4. Romero cared deeply for the poor and in this he broke bread with Liberation Theology, but he got there through a separate and independent route. As early as 1941, while he was still a seminary student (and long before Liberation Theology was conceived), Romero wrote that, “The poor are the incarnation of Christ. Through their tattered clothing, their dark gazes, their festering sores, the laughter of the mentally ill ... the charitable soul discovers and venerates Christ.” [MORE.] He was influenced by his study of asceticism, which pushed him to embrace poverty and discipline. [MORE.] He was also influenced by the Church Fathers: Fr. Thomas Greenan places Romero “in the patristic episcopal tradition” of St. Basil and St. Ambrose. Romero’s vicar remembers Romero quoting St. John Chrysostom (“Do you want to honor the body of Christ? Don't ignore Him then, when you find him naked in the poor.”), and in his homilies Romero quoted St. Irenaeus and St. Augustine. [MORE.]

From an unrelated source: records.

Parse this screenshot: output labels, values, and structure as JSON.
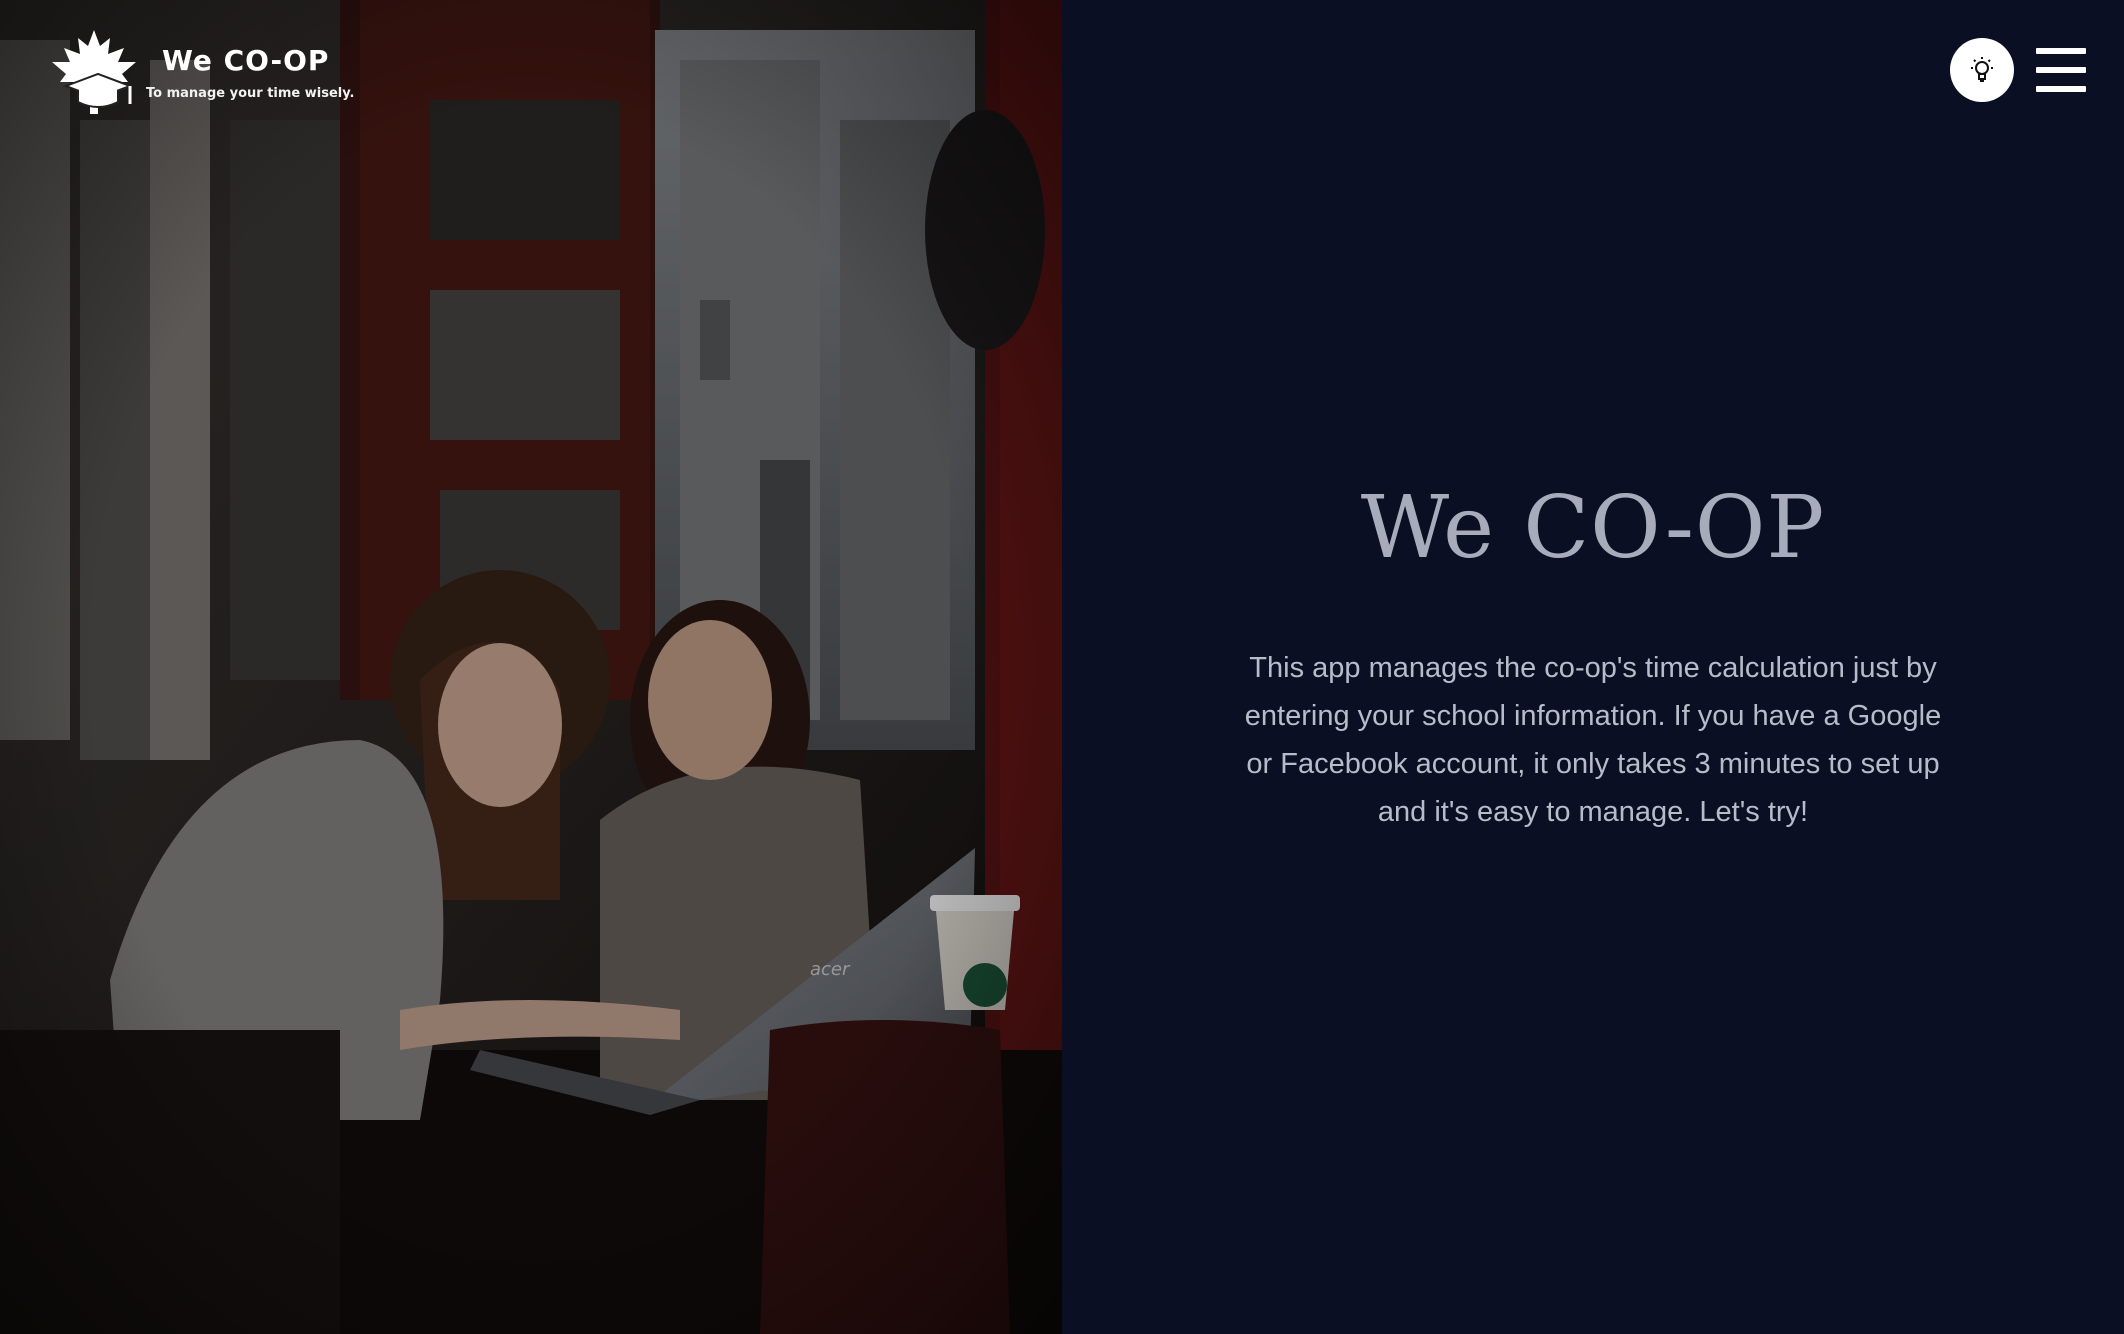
{
  "brand": {
    "name": "We CO-OP",
    "tagline": "To manage your time wisely."
  },
  "header": {
    "theme_toggle_icon": "lightbulb-icon",
    "menu_icon": "hamburger-menu-icon"
  },
  "hero": {
    "title": "We CO-OP",
    "description": "This app manages the co-op's time calculation just by entering your school information. If you have a Google or Facebook account, it only takes 3 minutes to set up and it's easy to manage. Let's try!",
    "photo_brand_text": "acer"
  },
  "colors": {
    "panel_background": "#0b0f24",
    "title_color": "#a8abb9",
    "text_color": "#b8bbc8",
    "accent_red": "#5e1414"
  }
}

Finally, Romero was profoundly influenced by the social magisterium of the modern popes. [MORE.]
5. Romero himself described his doctrinal innovation as a “Transfiguration Theology.” In a sense, such a theology is radically different from Liberation Theology in that it starts with Christ’s revelation of His divinity, and proclaims that “Jesus, on the heights of Tabor”—where the Gospels tell us that the Transfiguration took place—“is the wonderful image of liberation.” Developed over decades of preaching on El Salvador’s patronal feast (the Feast of the Transfiguration), “The Theology of the Transfiguration is telling us that the path of redemption must first pass through the Cross and Calvary but beyond history lies the goal of Christians,” says Romero, emphasizing the centrality of Christ’s death and resurrection. Christ invites his followers—including societies—Romero teaches, to be transfigured, and to be raised from the world of sin and material desire to the dignity of being children of God in heaven; and to work for a more just world, which turns out to be only the prelude to true salvation. Romero preached this “theology” at length over many years, and this sizeable body of work is waiting to be discovered and explored. [MORE.] (Fittingly, Card. Ratzinger issued his 1984 “Instruction” on the Feast of the Transfiguration, as well.)
The Church is not going to beatify Romero because it has decided to go easy on trends it formerly deemed to be in error. Romero, too, recognized that the Liberation Theology movement was adrift and would have been happy to see it guided safely back to port. Romero himself, however, was able to navigate the treacherous waters and never lose his way.